Dataset records

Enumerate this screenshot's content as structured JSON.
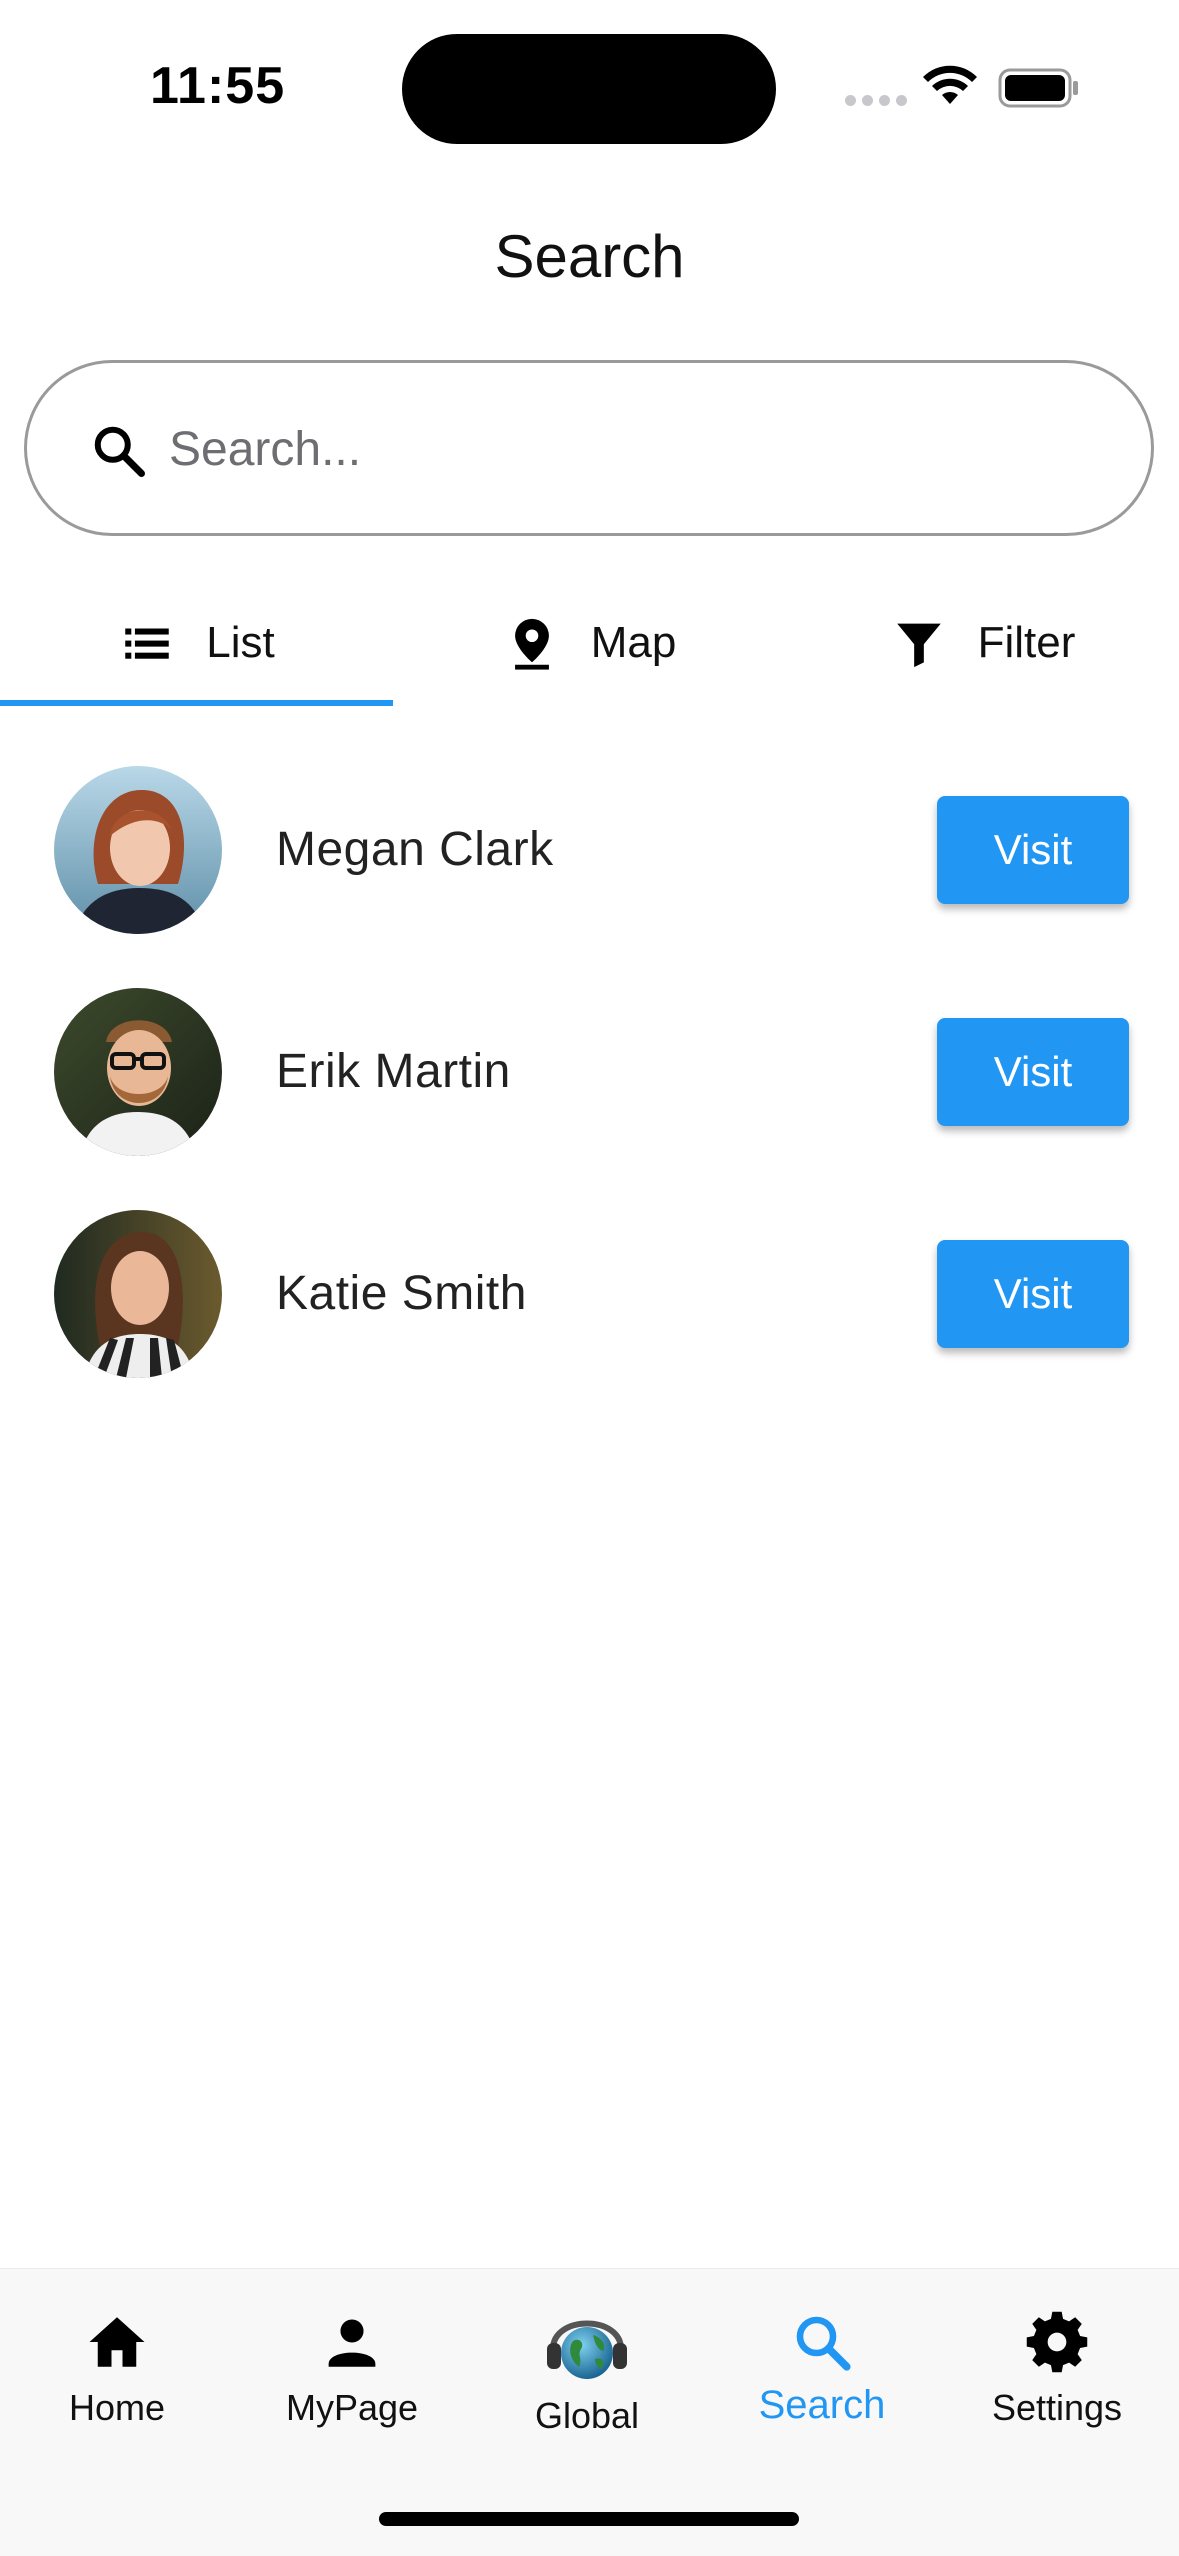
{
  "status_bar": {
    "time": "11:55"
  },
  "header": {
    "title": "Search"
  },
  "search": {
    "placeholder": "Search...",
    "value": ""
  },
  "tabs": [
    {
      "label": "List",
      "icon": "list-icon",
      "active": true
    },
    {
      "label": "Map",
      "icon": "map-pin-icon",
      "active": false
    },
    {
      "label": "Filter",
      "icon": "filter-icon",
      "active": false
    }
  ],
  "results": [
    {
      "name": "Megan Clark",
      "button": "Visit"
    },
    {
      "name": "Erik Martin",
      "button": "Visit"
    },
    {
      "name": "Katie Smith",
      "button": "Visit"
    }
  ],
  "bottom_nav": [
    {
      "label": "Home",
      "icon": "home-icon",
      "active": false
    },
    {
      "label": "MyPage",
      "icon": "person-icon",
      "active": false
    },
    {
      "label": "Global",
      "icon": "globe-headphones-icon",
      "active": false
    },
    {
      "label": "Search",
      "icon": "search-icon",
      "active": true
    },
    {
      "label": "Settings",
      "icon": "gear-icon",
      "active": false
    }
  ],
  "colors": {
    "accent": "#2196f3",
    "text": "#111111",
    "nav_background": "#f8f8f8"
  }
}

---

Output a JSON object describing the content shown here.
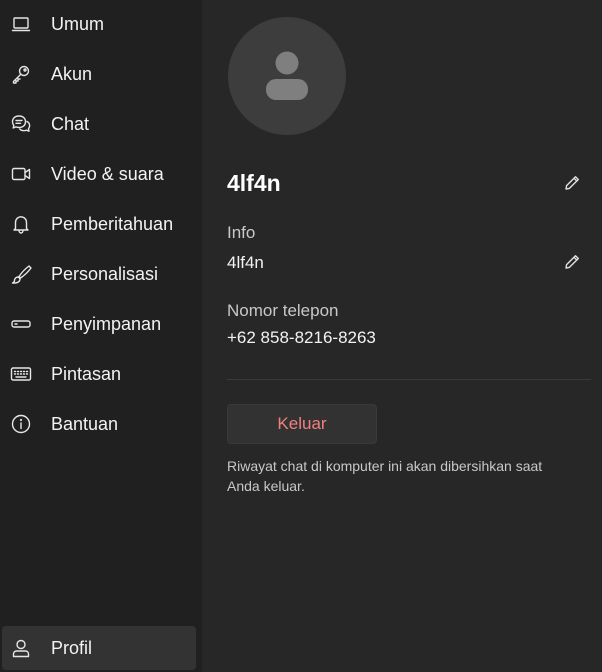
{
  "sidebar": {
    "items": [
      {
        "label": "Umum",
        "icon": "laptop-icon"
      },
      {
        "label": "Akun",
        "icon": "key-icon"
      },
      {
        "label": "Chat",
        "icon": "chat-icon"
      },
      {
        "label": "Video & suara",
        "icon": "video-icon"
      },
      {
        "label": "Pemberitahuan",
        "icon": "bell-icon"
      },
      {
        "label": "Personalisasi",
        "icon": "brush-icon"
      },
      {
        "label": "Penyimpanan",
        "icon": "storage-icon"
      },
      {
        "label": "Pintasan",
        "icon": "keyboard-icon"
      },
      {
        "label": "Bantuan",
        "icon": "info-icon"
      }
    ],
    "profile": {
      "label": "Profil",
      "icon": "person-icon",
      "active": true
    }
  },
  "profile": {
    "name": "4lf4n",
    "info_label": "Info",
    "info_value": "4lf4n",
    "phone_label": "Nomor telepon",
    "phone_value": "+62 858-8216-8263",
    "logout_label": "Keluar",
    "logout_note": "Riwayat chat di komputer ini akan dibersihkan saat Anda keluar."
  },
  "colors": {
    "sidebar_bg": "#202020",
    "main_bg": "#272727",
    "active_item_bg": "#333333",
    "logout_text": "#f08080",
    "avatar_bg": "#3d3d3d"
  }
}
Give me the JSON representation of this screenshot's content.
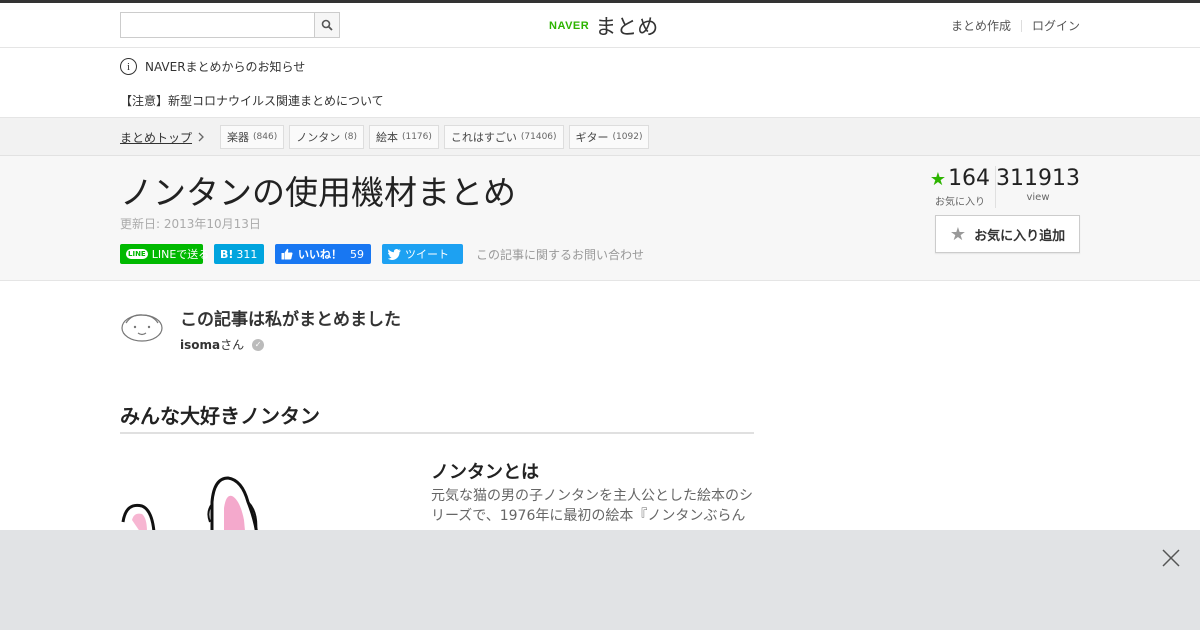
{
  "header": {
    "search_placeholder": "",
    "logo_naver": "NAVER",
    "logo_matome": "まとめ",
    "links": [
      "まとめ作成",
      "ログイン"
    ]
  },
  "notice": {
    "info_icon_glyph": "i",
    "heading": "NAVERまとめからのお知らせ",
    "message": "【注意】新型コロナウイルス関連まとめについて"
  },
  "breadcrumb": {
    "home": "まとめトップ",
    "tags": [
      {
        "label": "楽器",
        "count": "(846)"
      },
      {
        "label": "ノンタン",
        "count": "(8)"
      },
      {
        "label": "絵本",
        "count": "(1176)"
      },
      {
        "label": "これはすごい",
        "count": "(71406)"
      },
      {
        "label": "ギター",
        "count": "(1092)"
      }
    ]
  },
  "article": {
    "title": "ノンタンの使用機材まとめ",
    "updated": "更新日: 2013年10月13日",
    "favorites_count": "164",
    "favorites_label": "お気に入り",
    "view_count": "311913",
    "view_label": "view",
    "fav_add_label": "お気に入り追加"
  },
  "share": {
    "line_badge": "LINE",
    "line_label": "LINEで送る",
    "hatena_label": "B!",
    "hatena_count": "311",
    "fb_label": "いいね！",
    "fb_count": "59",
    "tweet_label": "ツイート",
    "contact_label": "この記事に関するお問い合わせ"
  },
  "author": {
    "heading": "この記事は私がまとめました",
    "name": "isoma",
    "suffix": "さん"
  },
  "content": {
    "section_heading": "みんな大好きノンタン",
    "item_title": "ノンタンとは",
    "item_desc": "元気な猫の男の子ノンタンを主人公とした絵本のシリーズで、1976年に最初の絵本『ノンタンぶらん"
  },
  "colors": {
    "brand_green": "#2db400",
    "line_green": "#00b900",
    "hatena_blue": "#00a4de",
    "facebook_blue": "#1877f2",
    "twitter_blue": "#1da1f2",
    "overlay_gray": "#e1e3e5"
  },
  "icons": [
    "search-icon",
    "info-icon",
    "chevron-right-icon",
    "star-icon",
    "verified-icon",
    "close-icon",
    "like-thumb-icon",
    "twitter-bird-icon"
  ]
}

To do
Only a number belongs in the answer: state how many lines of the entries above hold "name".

Written response
5